[Available records]

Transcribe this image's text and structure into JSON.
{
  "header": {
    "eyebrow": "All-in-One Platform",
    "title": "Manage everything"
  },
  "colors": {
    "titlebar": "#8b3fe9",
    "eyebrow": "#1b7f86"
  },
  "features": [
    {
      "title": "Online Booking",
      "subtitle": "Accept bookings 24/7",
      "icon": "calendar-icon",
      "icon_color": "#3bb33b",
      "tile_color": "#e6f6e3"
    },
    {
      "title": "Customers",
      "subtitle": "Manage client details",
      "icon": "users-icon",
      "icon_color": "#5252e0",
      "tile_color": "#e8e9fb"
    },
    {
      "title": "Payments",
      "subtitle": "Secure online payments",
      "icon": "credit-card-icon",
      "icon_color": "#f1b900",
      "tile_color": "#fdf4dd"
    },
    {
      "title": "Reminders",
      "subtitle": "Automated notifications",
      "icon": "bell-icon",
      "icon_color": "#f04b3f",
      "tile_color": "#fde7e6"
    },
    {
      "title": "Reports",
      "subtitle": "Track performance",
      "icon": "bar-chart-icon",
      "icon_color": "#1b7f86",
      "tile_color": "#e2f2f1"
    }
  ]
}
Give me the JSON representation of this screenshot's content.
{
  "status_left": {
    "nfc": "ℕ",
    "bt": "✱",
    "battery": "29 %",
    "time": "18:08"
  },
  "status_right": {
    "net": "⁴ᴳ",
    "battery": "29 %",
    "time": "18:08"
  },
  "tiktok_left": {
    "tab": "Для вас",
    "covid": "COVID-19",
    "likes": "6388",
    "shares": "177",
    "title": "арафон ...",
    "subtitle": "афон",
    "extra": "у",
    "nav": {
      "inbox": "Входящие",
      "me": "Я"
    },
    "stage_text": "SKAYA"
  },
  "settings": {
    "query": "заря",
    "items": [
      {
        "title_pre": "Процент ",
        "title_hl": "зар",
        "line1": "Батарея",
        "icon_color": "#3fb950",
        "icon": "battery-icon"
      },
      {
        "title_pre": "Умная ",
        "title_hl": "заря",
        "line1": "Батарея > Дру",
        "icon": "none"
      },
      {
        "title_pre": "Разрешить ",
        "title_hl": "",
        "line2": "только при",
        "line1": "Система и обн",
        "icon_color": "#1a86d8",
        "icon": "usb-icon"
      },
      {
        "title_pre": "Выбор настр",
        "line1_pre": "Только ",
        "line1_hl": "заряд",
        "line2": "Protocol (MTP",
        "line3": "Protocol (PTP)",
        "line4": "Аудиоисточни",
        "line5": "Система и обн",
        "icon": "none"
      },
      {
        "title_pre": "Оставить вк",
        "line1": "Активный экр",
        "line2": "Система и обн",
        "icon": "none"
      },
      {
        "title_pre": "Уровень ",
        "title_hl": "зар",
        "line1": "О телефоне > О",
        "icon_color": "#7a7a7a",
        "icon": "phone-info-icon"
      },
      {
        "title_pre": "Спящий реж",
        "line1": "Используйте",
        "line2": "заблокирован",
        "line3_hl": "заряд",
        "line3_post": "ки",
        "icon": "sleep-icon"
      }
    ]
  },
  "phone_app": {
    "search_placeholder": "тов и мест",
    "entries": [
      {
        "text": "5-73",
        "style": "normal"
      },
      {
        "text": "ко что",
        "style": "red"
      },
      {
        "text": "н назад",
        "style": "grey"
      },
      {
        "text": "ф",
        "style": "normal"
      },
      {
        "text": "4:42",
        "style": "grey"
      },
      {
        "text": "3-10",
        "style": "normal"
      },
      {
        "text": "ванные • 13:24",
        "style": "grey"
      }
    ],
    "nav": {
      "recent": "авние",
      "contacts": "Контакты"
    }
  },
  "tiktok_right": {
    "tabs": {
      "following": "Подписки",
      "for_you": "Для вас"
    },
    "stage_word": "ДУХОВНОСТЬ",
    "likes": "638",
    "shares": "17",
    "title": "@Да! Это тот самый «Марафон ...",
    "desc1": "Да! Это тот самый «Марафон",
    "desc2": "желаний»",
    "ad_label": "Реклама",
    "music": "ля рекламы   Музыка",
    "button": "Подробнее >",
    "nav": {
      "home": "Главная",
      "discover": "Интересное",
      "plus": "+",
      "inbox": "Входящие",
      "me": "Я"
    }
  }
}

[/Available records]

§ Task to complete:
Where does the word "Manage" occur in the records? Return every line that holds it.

§ Answer for the task:
    "title": "Manage everything"
      "subtitle": "Manage client details",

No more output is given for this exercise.